In truth, Paladin uses the brain as the equivalent of a graphics card, in order to perform fast facial recognition and to parse human emotions. But the awed, uncomprehending response of humans is exactly what Paladin’s manufacturers were hoping for–the bots who assemble Paladin explain that the brain is a “marketing gimmick”, unnecessary to Paladin’s normal function and unlikely to be replaced if it’s damaged. In an added example of how indentured humans and bots are interchangeable in the book’s world, the brain turns out to have belonged to a soldier indentured to the same company Paladin now works for, who was killed in action before the full value of their indenture could be extracted.

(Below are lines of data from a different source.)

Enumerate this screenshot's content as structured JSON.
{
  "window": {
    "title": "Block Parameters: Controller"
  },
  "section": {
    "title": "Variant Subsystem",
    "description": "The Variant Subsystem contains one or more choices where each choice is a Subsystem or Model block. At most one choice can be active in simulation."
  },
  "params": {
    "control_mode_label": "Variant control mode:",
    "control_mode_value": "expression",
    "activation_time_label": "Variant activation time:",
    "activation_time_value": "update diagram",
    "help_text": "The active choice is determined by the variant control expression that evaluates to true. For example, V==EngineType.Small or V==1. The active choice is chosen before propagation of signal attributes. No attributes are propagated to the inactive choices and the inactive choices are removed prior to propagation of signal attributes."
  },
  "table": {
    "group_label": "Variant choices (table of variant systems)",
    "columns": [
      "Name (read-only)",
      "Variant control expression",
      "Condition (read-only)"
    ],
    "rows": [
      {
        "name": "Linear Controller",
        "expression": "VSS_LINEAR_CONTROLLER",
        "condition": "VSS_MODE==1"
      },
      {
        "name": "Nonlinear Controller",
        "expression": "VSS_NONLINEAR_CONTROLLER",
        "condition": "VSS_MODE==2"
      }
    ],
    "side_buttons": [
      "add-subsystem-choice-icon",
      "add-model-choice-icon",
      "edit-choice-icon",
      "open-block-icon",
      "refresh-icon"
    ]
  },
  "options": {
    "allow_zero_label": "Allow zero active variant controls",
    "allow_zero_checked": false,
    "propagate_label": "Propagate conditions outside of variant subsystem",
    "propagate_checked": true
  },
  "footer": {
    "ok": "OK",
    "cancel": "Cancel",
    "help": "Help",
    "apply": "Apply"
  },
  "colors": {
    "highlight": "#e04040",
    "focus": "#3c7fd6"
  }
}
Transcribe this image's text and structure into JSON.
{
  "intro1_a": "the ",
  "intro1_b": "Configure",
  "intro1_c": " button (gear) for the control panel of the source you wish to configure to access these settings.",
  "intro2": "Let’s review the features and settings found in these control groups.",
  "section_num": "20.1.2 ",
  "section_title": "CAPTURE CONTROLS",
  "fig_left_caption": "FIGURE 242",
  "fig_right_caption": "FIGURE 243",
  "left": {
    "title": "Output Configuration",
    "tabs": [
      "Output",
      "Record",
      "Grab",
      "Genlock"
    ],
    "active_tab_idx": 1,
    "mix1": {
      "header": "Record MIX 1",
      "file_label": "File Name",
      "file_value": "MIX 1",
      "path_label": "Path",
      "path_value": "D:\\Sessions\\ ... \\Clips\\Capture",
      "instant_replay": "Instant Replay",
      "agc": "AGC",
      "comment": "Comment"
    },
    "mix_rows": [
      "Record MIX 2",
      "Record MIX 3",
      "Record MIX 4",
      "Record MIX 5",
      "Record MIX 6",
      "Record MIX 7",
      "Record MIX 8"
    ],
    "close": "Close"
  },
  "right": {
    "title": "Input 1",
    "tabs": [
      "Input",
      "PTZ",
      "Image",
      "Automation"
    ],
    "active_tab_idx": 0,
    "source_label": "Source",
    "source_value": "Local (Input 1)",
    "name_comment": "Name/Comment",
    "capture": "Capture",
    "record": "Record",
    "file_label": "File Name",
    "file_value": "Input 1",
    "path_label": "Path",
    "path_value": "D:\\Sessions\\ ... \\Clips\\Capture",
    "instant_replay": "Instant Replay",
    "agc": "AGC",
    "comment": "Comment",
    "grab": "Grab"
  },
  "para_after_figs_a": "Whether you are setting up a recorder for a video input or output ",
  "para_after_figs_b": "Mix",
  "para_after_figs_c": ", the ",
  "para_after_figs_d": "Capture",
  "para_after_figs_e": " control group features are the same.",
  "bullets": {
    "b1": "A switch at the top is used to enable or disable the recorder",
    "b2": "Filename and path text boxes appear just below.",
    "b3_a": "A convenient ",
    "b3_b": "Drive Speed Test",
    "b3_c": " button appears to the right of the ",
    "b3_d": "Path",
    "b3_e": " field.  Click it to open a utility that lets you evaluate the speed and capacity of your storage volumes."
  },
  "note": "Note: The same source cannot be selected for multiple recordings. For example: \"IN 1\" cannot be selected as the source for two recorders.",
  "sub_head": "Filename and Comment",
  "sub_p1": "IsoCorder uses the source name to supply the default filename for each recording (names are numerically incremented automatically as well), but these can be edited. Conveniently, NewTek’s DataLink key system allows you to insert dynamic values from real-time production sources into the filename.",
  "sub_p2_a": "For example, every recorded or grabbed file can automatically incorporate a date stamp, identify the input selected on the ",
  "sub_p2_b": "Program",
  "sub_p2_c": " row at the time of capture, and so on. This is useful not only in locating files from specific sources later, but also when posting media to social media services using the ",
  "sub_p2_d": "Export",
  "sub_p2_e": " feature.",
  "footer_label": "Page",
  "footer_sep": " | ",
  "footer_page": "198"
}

Another interesting use of the bots is the fact that Eliasz and Paladin embark on a sexual relationship a short way into the story. Newitz does a good job of exploring this relationship from Paladin’s point of view, as a creature who is, on the one hand, programmed not just to follow Eliasz’s orders, but to feel loyalty and devotion to him, and on the other hand, an intelligent being capable of making their own choices, albeit within a very restrictive framework. It’s a deliberately uncomfortable storyline, as Eliasz, for all his good intentions towards Paladin, never truly comes to understand the person he claims to be in love with. In particular, he becomes obsessed with finding out the gender of the person Paladin’s brain came from, because he doesn’t want to believe that he’s attracted to a man.
I ended up feeling less positive towards this romance than I suspect Newitz wanted me to be, feeling that Threezed has the right of it when he observes that “Every master loves to fuck a slave.” As we see in other parts of the novel, even well-intentioned people who consider themselves progressive can have blindspots about the personhood of people they’ve been taught to devalue, as when Jack squirms in embarrassment when her old friend, a fellow revolutionary, treats her indentured nanny as little better than a piece of furniture (Jack has, by this point, allowed Threezed to seduce her in what she clearly knows is an attempt to secure his place with her, so she hasn’t got much of a leg to stand on). But one of Newitz’s arguments with Autonomous is that personhood is not something that can be programmed out of a person (or a robot). Threezed maintains his humanity in the face of training designed to stamp it out, and Paladin makes choices and value judgments even when their options are limited. Both are making the best of a bad situation.
Making do under limited and limiting circumstances is, in fact, what most of the characters in Autonomous strive for. In my introduction to this series I said that I wanted to write about functional futures, worlds that work even if they’re not perfect. Autonomous isn’t quite that (and frankly I suspect that its economy wouldn’t hold water if you actually tried to work it out), but neither is it a pure dystopia, because it ends with an emphasis on its characters’ ability to carve out something resembling freedom for themselves. As Jack’s old friend Krish argues, the world we find in Autonomous is suffering “the slow-motion disaster of capitalism converting every living thing and idea into property.” It would perhaps be reductive to call this book a warning, but given how heedlessly much of our political discussion is rushing towards a post-labor world, that label might not be inappropriate.
Next time on APHotF: Netflix’s Altered Carbon, with potentially a bonus discussion of Richard Morgan’s 2002 novel. I may, however, have something to say about Black Panther before that.